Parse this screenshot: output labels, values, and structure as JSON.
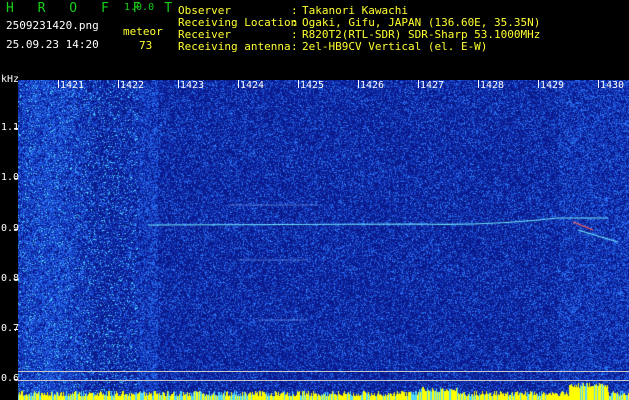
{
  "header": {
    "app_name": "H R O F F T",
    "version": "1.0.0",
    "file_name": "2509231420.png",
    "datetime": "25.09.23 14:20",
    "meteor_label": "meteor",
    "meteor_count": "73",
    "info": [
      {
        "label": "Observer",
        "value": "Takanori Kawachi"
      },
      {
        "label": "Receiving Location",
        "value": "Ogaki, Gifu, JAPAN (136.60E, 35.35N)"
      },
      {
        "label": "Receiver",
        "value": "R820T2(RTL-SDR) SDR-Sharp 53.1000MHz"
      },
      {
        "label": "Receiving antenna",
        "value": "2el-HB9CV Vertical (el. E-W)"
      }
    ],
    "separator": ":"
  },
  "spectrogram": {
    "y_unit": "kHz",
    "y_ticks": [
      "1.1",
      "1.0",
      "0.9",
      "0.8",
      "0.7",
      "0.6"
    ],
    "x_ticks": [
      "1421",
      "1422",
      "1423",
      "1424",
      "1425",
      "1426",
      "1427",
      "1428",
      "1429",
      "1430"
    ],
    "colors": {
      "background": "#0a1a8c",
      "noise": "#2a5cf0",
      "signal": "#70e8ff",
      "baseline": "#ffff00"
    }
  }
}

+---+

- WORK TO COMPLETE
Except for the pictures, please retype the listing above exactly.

- ANSWER BELOW
Parse this screenshot: output labels, values, and structure as JSON.
{
  "header": {
    "app_name": "H R O F F T",
    "version": "1.0.0",
    "file_name": "2509231420.png",
    "datetime": "25.09.23 14:20",
    "meteor_label": "meteor",
    "meteor_count": "73",
    "info": [
      {
        "label": "Observer",
        "value": "Takanori Kawachi"
      },
      {
        "label": "Receiving Location",
        "value": "Ogaki, Gifu, JAPAN (136.60E, 35.35N)"
      },
      {
        "label": "Receiver",
        "value": "R820T2(RTL-SDR) SDR-Sharp 53.1000MHz"
      },
      {
        "label": "Receiving antenna",
        "value": "2el-HB9CV Vertical (el. E-W)"
      }
    ],
    "separator": ":"
  },
  "spectrogram": {
    "y_unit": "kHz",
    "y_ticks": [
      "1.1",
      "1.0",
      "0.9",
      "0.8",
      "0.7",
      "0.6"
    ],
    "x_ticks": [
      "1421",
      "1422",
      "1423",
      "1424",
      "1425",
      "1426",
      "1427",
      "1428",
      "1429",
      "1430"
    ],
    "colors": {
      "background": "#0a1a8c",
      "noise": "#2a5cf0",
      "signal": "#70e8ff",
      "baseline": "#ffff00"
    }
  }
}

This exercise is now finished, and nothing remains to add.